Skip ahead five months and Seth posts Understanding Local Max. Here the concept has evolved. He is still asking the question about knowing where you are with the popularity of the idea. A different curve appears showing some initial success and then a waning followed by a twofold increase. He labels four points on the curve and talks about the conversation you would be have at each point on the curve.
Understanding Local Max was a popular piece for Seth. There are 45 trackbacks on the entry, which means the total number of links to the post were probably 10 times that. Seth included the piece in Small is The New Big titled The Local Max and How To Avoid It (interestingly, you won't find the four curves piece). We selected it for Polkas, Pyrotechnics and Point D's on ChangeThis.

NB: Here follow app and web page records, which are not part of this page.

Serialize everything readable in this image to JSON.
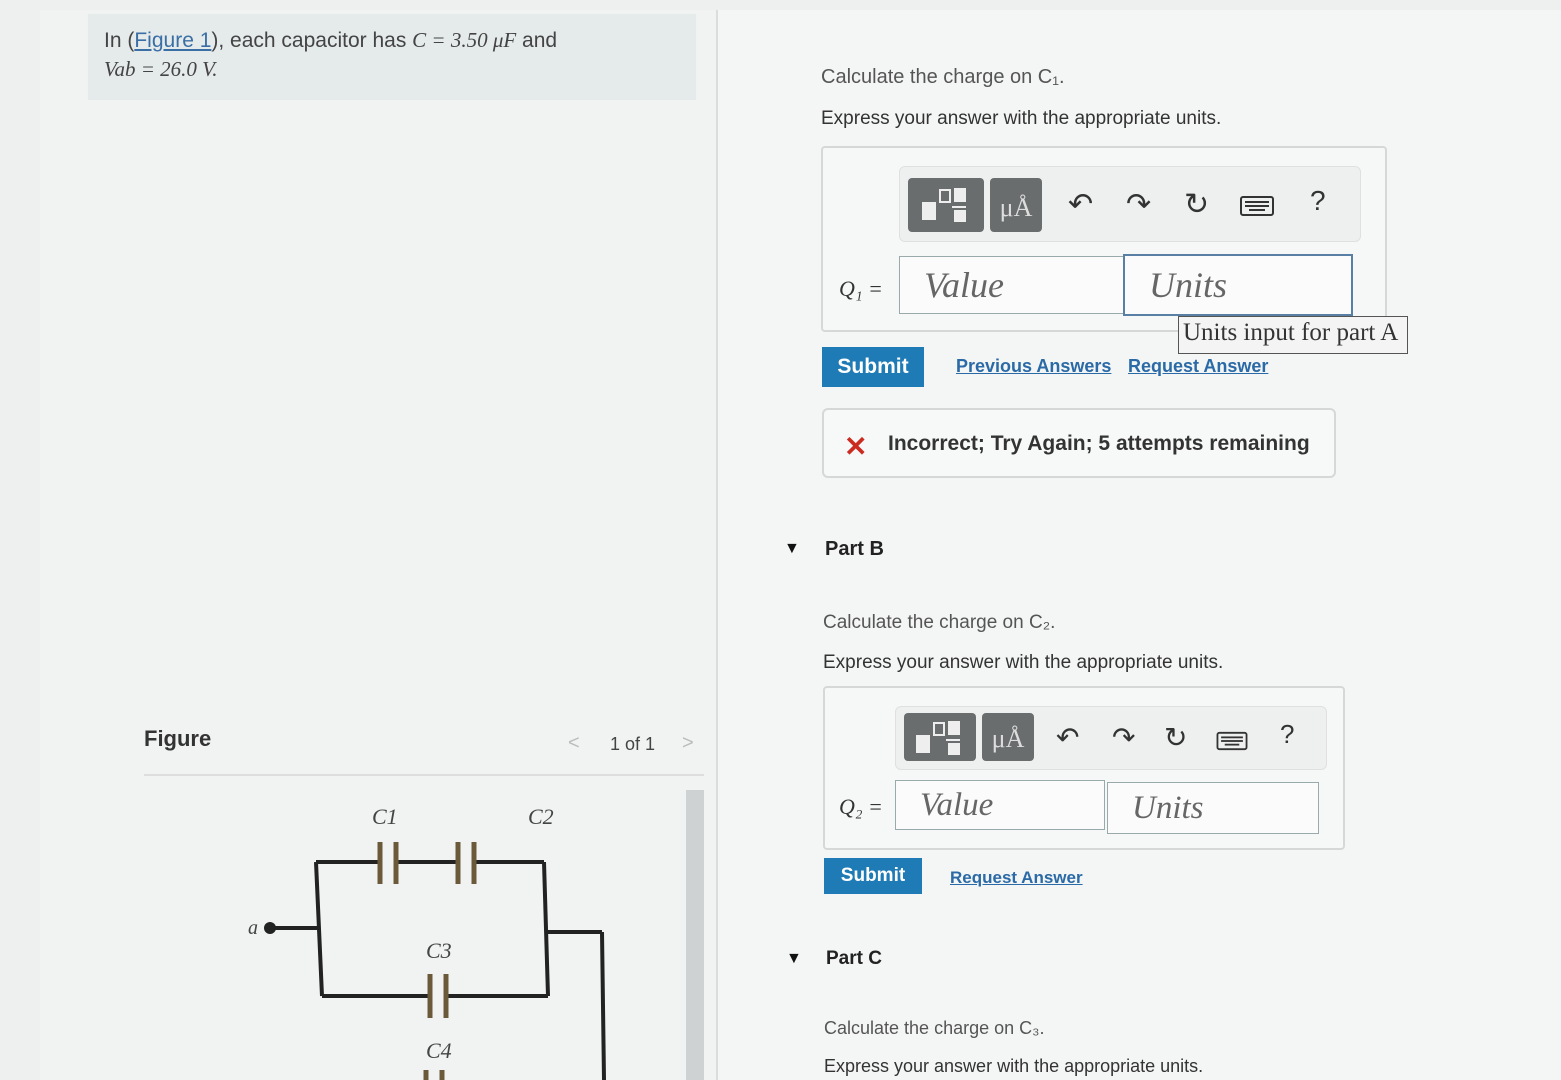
{
  "problem": {
    "text_prefix": "In (",
    "figure_link": "Figure 1",
    "text_mid": "), each capacitor has ",
    "c_expr": "C = 3.50 μF",
    "text_and": " and",
    "v_expr": "Vab = 26.0 V."
  },
  "figure": {
    "heading": "Figure",
    "pager": "1 of 1",
    "labels": {
      "c1": "C1",
      "c2": "C2",
      "c3": "C3",
      "c4": "C4",
      "node_a": "a"
    }
  },
  "partA": {
    "prompt": "Calculate the charge on C₁.",
    "instruction": "Express your answer with the appropriate units.",
    "variable": "Q₁ =",
    "value_placeholder": "Value",
    "units_placeholder": "Units",
    "tooltip": "Units input for part A",
    "submit": "Submit",
    "links": [
      "Previous Answers",
      "Request Answer"
    ],
    "feedback": "Incorrect; Try Again; 5 attempts remaining"
  },
  "partB": {
    "label": "Part B",
    "prompt": "Calculate the charge on C₂.",
    "instruction": "Express your answer with the appropriate units.",
    "variable": "Q₂ =",
    "value_placeholder": "Value",
    "units_placeholder": "Units",
    "submit": "Submit",
    "links": [
      "Request Answer"
    ]
  },
  "partC": {
    "label": "Part C",
    "prompt": "Calculate the charge on C₃.",
    "instruction": "Express your answer with the appropriate units."
  },
  "toolbar": {
    "units_symbol": "μÅ",
    "help": "?",
    "icons": [
      "templates-icon",
      "units-icon",
      "undo-icon",
      "redo-icon",
      "reset-icon",
      "keyboard-icon",
      "help-icon"
    ]
  },
  "colors": {
    "submit": "#1f7bb5",
    "link": "#2a6aa6",
    "error": "#cc2c20"
  }
}
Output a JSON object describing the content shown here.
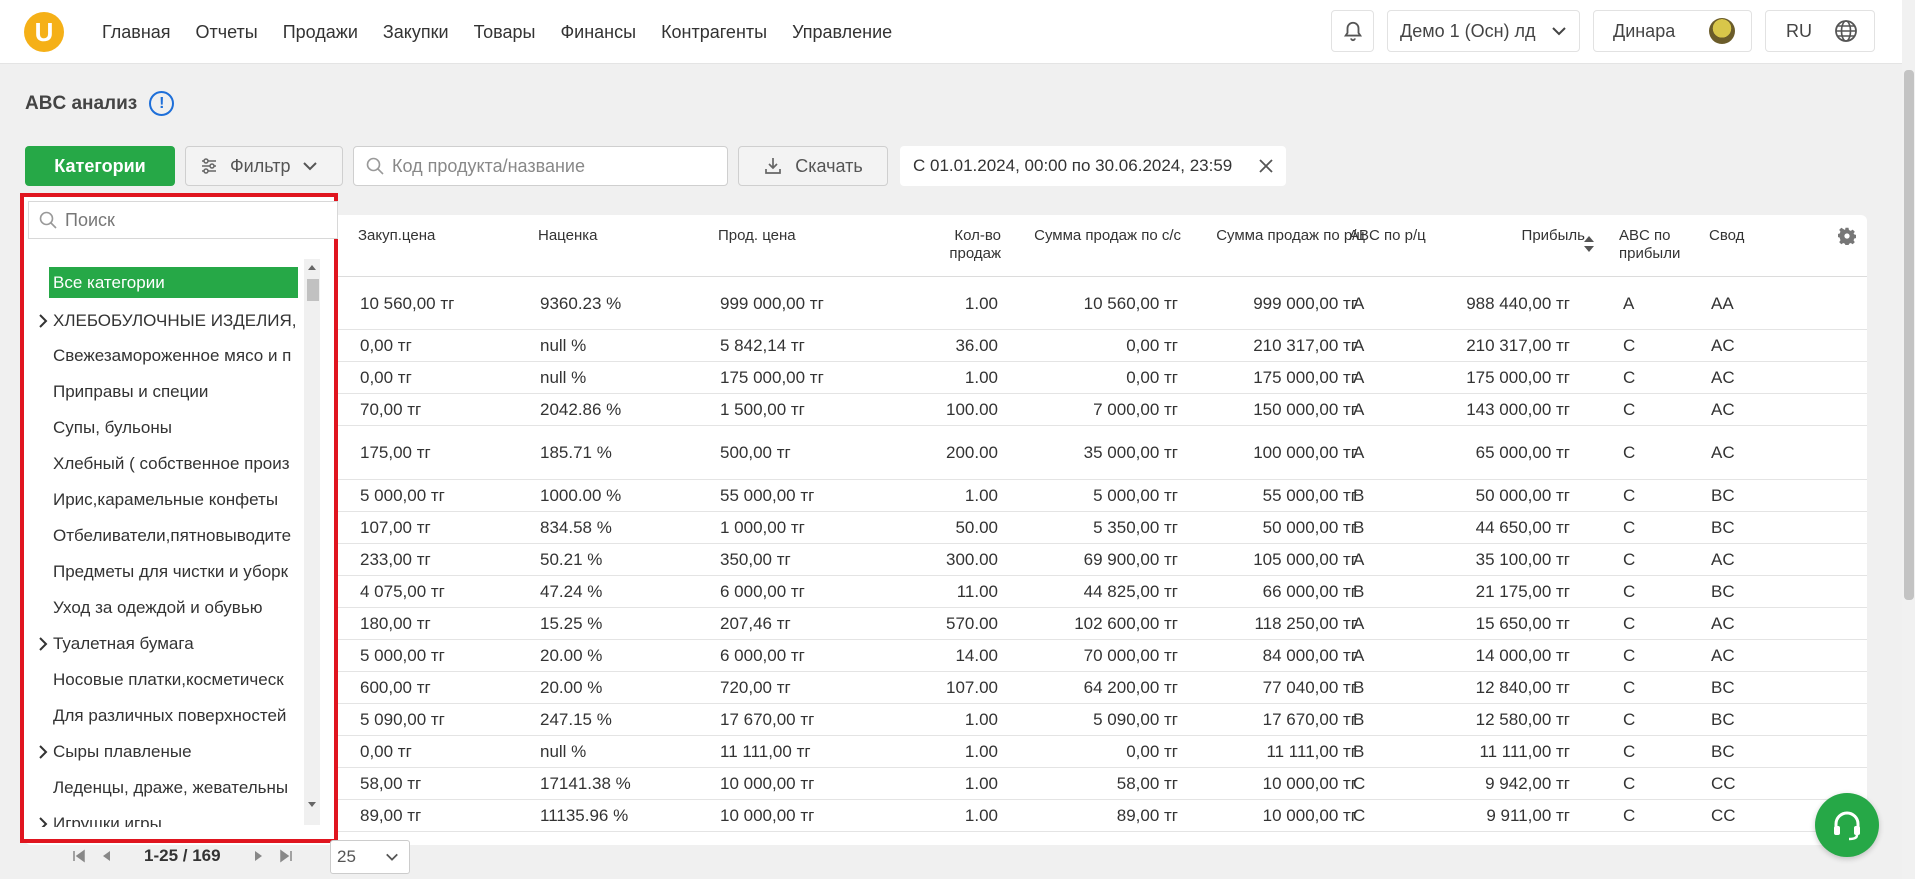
{
  "nav": {
    "logo": "U",
    "items": [
      "Главная",
      "Отчеты",
      "Продажи",
      "Закупки",
      "Товары",
      "Финансы",
      "Контрагенты",
      "Управление"
    ],
    "company": "Демо 1 (Осн) лд",
    "user": "Динара",
    "lang": "RU"
  },
  "page": {
    "title": "ABC анализ",
    "info_icon_text": "!"
  },
  "toolbar": {
    "categories_label": "Категории",
    "filter_label": "Фильтр",
    "search_placeholder": "Код продукта/название",
    "download_label": "Скачать",
    "date_range": "С 01.01.2024, 00:00 по 30.06.2024, 23:59"
  },
  "table": {
    "headers": {
      "purchase_price": "Закуп.цена",
      "markup": "Наценка",
      "sale_price": "Прод. цена",
      "qty": "Кол-во продаж",
      "sum_cost": "Сумма продаж по с/с",
      "sum_retail": "Сумма продаж по р/ц",
      "abc_retail": "ABC по р/ц",
      "profit": "Прибыль",
      "abc_profit": "ABC по прибыли",
      "summary": "Свод"
    },
    "rows": [
      {
        "purchase": "10 560,00 тг",
        "markup": "9360.23 %",
        "sale": "999 000,00 тг",
        "qty": "1.00",
        "sum_cost": "10 560,00 тг",
        "sum_retail": "999 000,00 тг",
        "abc_r": "A",
        "profit": "988 440,00 тг",
        "abc_p": "A",
        "svod": "AA"
      },
      {
        "purchase": "0,00 тг",
        "markup": "null %",
        "sale": "5 842,14 тг",
        "qty": "36.00",
        "sum_cost": "0,00 тг",
        "sum_retail": "210 317,00 тг",
        "abc_r": "A",
        "profit": "210 317,00 тг",
        "abc_p": "C",
        "svod": "AC"
      },
      {
        "purchase": "0,00 тг",
        "markup": "null %",
        "sale": "175 000,00 тг",
        "qty": "1.00",
        "sum_cost": "0,00 тг",
        "sum_retail": "175 000,00 тг",
        "abc_r": "A",
        "profit": "175 000,00 тг",
        "abc_p": "C",
        "svod": "AC"
      },
      {
        "purchase": "70,00 тг",
        "markup": "2042.86 %",
        "sale": "1 500,00 тг",
        "qty": "100.00",
        "sum_cost": "7 000,00 тг",
        "sum_retail": "150 000,00 тг",
        "abc_r": "A",
        "profit": "143 000,00 тг",
        "abc_p": "C",
        "svod": "AC"
      },
      {
        "purchase": "175,00 тг",
        "markup": "185.71 %",
        "sale": "500,00 тг",
        "qty": "200.00",
        "sum_cost": "35 000,00 тг",
        "sum_retail": "100 000,00 тг",
        "abc_r": "A",
        "profit": "65 000,00 тг",
        "abc_p": "C",
        "svod": "AC"
      },
      {
        "purchase": "5 000,00 тг",
        "markup": "1000.00 %",
        "sale": "55 000,00 тг",
        "qty": "1.00",
        "sum_cost": "5 000,00 тг",
        "sum_retail": "55 000,00 тг",
        "abc_r": "B",
        "profit": "50 000,00 тг",
        "abc_p": "C",
        "svod": "BC"
      },
      {
        "purchase": "107,00 тг",
        "markup": "834.58 %",
        "sale": "1 000,00 тг",
        "qty": "50.00",
        "sum_cost": "5 350,00 тг",
        "sum_retail": "50 000,00 тг",
        "abc_r": "B",
        "profit": "44 650,00 тг",
        "abc_p": "C",
        "svod": "BC"
      },
      {
        "purchase": "233,00 тг",
        "markup": "50.21 %",
        "sale": "350,00 тг",
        "qty": "300.00",
        "sum_cost": "69 900,00 тг",
        "sum_retail": "105 000,00 тг",
        "abc_r": "A",
        "profit": "35 100,00 тг",
        "abc_p": "C",
        "svod": "AC"
      },
      {
        "purchase": "4 075,00 тг",
        "markup": "47.24 %",
        "sale": "6 000,00 тг",
        "qty": "11.00",
        "sum_cost": "44 825,00 тг",
        "sum_retail": "66 000,00 тг",
        "abc_r": "B",
        "profit": "21 175,00 тг",
        "abc_p": "C",
        "svod": "BC"
      },
      {
        "purchase": "180,00 тг",
        "markup": "15.25 %",
        "sale": "207,46 тг",
        "qty": "570.00",
        "sum_cost": "102 600,00 тг",
        "sum_retail": "118 250,00 тг",
        "abc_r": "A",
        "profit": "15 650,00 тг",
        "abc_p": "C",
        "svod": "AC"
      },
      {
        "purchase": "5 000,00 тг",
        "markup": "20.00 %",
        "sale": "6 000,00 тг",
        "qty": "14.00",
        "sum_cost": "70 000,00 тг",
        "sum_retail": "84 000,00 тг",
        "abc_r": "A",
        "profit": "14 000,00 тг",
        "abc_p": "C",
        "svod": "AC"
      },
      {
        "purchase": "600,00 тг",
        "markup": "20.00 %",
        "sale": "720,00 тг",
        "qty": "107.00",
        "sum_cost": "64 200,00 тг",
        "sum_retail": "77 040,00 тг",
        "abc_r": "B",
        "profit": "12 840,00 тг",
        "abc_p": "C",
        "svod": "BC"
      },
      {
        "purchase": "5 090,00 тг",
        "markup": "247.15 %",
        "sale": "17 670,00 тг",
        "qty": "1.00",
        "sum_cost": "5 090,00 тг",
        "sum_retail": "17 670,00 тг",
        "abc_r": "B",
        "profit": "12 580,00 тг",
        "abc_p": "C",
        "svod": "BC"
      },
      {
        "purchase": "0,00 тг",
        "markup": "null %",
        "sale": "11 111,00 тг",
        "qty": "1.00",
        "sum_cost": "0,00 тг",
        "sum_retail": "11 111,00 тг",
        "abc_r": "B",
        "profit": "11 111,00 тг",
        "abc_p": "C",
        "svod": "BC"
      },
      {
        "purchase": "58,00 тг",
        "markup": "17141.38 %",
        "sale": "10 000,00 тг",
        "qty": "1.00",
        "sum_cost": "58,00 тг",
        "sum_retail": "10 000,00 тг",
        "abc_r": "C",
        "profit": "9 942,00 тг",
        "abc_p": "C",
        "svod": "CC"
      },
      {
        "purchase": "89,00 тг",
        "markup": "11135.96 %",
        "sale": "10 000,00 тг",
        "qty": "1.00",
        "sum_cost": "89,00 тг",
        "sum_retail": "10 000,00 тг",
        "abc_r": "C",
        "profit": "9 911,00 тг",
        "abc_p": "C",
        "svod": "CC"
      }
    ]
  },
  "categories_panel": {
    "search_placeholder": "Поиск",
    "items": [
      {
        "label": "Все категории",
        "selected": true,
        "expandable": false
      },
      {
        "label": "ХЛЕБОБУЛОЧНЫЕ ИЗДЕЛИЯ,",
        "selected": false,
        "expandable": true
      },
      {
        "label": "Свежезамороженное мясо и п",
        "selected": false,
        "expandable": false
      },
      {
        "label": "Приправы и специи",
        "selected": false,
        "expandable": false
      },
      {
        "label": "Супы, бульоны",
        "selected": false,
        "expandable": false
      },
      {
        "label": "Хлебный ( собственное произ",
        "selected": false,
        "expandable": false
      },
      {
        "label": "Ирис,карамельные конфеты",
        "selected": false,
        "expandable": false
      },
      {
        "label": "Отбеливатели,пятновыводите",
        "selected": false,
        "expandable": false
      },
      {
        "label": "Предметы для чистки и уборк",
        "selected": false,
        "expandable": false
      },
      {
        "label": "Уход за одеждой и обувью",
        "selected": false,
        "expandable": false
      },
      {
        "label": "Туалетная бумага",
        "selected": false,
        "expandable": true
      },
      {
        "label": "Носовые платки,косметическ",
        "selected": false,
        "expandable": false
      },
      {
        "label": "Для различных поверхностей",
        "selected": false,
        "expandable": false
      },
      {
        "label": "Сыры плавленые",
        "selected": false,
        "expandable": true
      },
      {
        "label": "Леденцы, драже, жевательны",
        "selected": false,
        "expandable": false
      },
      {
        "label": "Игрушки игры",
        "selected": false,
        "expandable": true
      }
    ]
  },
  "pagination": {
    "range": "1-25 / 169",
    "page_size": "25"
  }
}
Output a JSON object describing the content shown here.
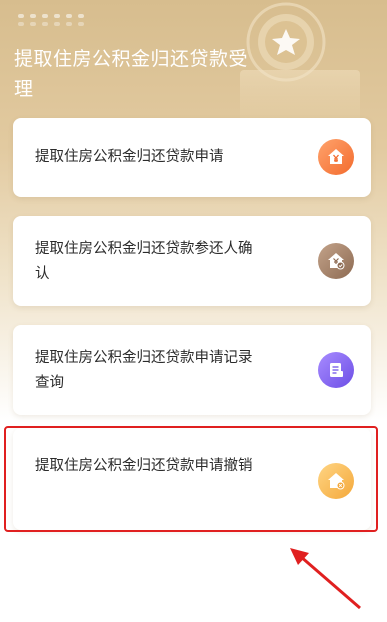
{
  "header": {
    "title": "提取住房公积金归还贷款受理"
  },
  "cards": [
    {
      "label": "提取住房公积金归还贷款申请",
      "icon": "house-yuan-icon",
      "color": "#f36b2e"
    },
    {
      "label": "提取住房公积金归还贷款参还人确认",
      "icon": "house-check-icon",
      "color": "#8d6a52"
    },
    {
      "label": "提取住房公积金归还贷款申请记录查询",
      "icon": "document-list-icon",
      "color": "#6c4ee6"
    },
    {
      "label": "提取住房公积金归还贷款申请撤销",
      "icon": "house-cancel-icon",
      "color": "#f4a83a"
    }
  ],
  "annotation": {
    "highlight_color": "#e02020",
    "highlighted_card": "提取住房公积金归还贷款申请撤销"
  }
}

Here is the cover art and catalog copy for The Dip:
The best business books change the way you look at something - forever. The Tipping Point, The Long Tail, and Purple Cow are simple books about simple topics...but they changed the way millions do their jobs.
Every new project (or career or relationship) starts out exciting and fun. Then it gets harder and less fun, until it hits a low point - really hard, really not fun. At that point, you might be in a Dip (which will get better if you keep pushing) or a Cul-de-sac (which will never get better, no matter how hard you try). The hard part is knowing the difference and acting on it.
According to bestselling business author Seth Godin, what really sets superstars apart from everyone else is the ability to give up on Cul-de-sacs while staying motivated in Dips. Winners quit fast, quit often, and quit without guilt - until they commit to beating the right Dip for the right reasons.
This is equally true for entrepreneurs, pop singers, weightlifters, and car salesmen. Today's world rewards the people and organizations that are the best in the world at what they do. If you can be #1 in your niche, you'll get more than your fair share of profits, glory, and job security. But you'll never be #1 at anything without picking your shots very carefully.
The Dip is a short, fun-to-read book in the tradition of Fish, packed with powerful ideas and a graph that changes everything. It will forever alter the way people think about quitting - and success.
I'll end with this story. Seth was the subject of a cover story in the November/December issue of Selling Power. One story from the piece shows him foreshadowing and taking the opportunity to plant the idea again:
Big innovators fail all the time -- even Godin himself. In 1986, he was selling videotapes of a log burning in a fireplace. "So, if you want a fire, you could just put it on and watch it," he says. "I traded out some ads so I could run them in magazines."
To break even, he needed to sell 60, but he only sold 40. So he stopped selling them and sent everyone their money back, with a gift and a thank-you note. In the next two weeks, however he got 40 more orders.
"So, the big lesson of that failure for me was not that a fireplace on video is stupid. Well, it is stupid, but it was fun stupid. But the lesson was understanding when to quit."
As with all of his books, we can't wait to see the new one. What had been even more interesting is watching this one evolve.
ZDNet's Best in Business and Technology 2006
Posted Dec. 28, 2006 5:03 a.m. by todd-sattersten
In Lists - 800 CEO Read Blog
Mitch Ratcliffe of ZDNet has complied his list of favorite business and technology books in 2006. He says:
This year's crop of business books, as usual, included a lot of me-too titles that were easily put down and forgotten after a few pages or chapters, because they contained little new, nothing thought-provoking. Downright crazy ideas are better than none, and challenges to the status quo invaluable, so don't shy away from shaking your colleagues' mental trees with a good book.
Here are the books that worked for Mitch:
- Naked Conversations by Robert Scoble and Shel Israel
- WorldChanging edited by Alex Steffen
- The Elements of Influence by Alan Kelly
- The Long Tail by Chris Anderson
- Small Is The New Big by Seth Godin
- The Ghost Map by Steven Johnson
- The Singularity Is Near by Ray Kurweil
- Beautiful Evidence by Edward Tutfe
- Against The Day by Thomas Pynchon
- The Immortal Game by David Shenk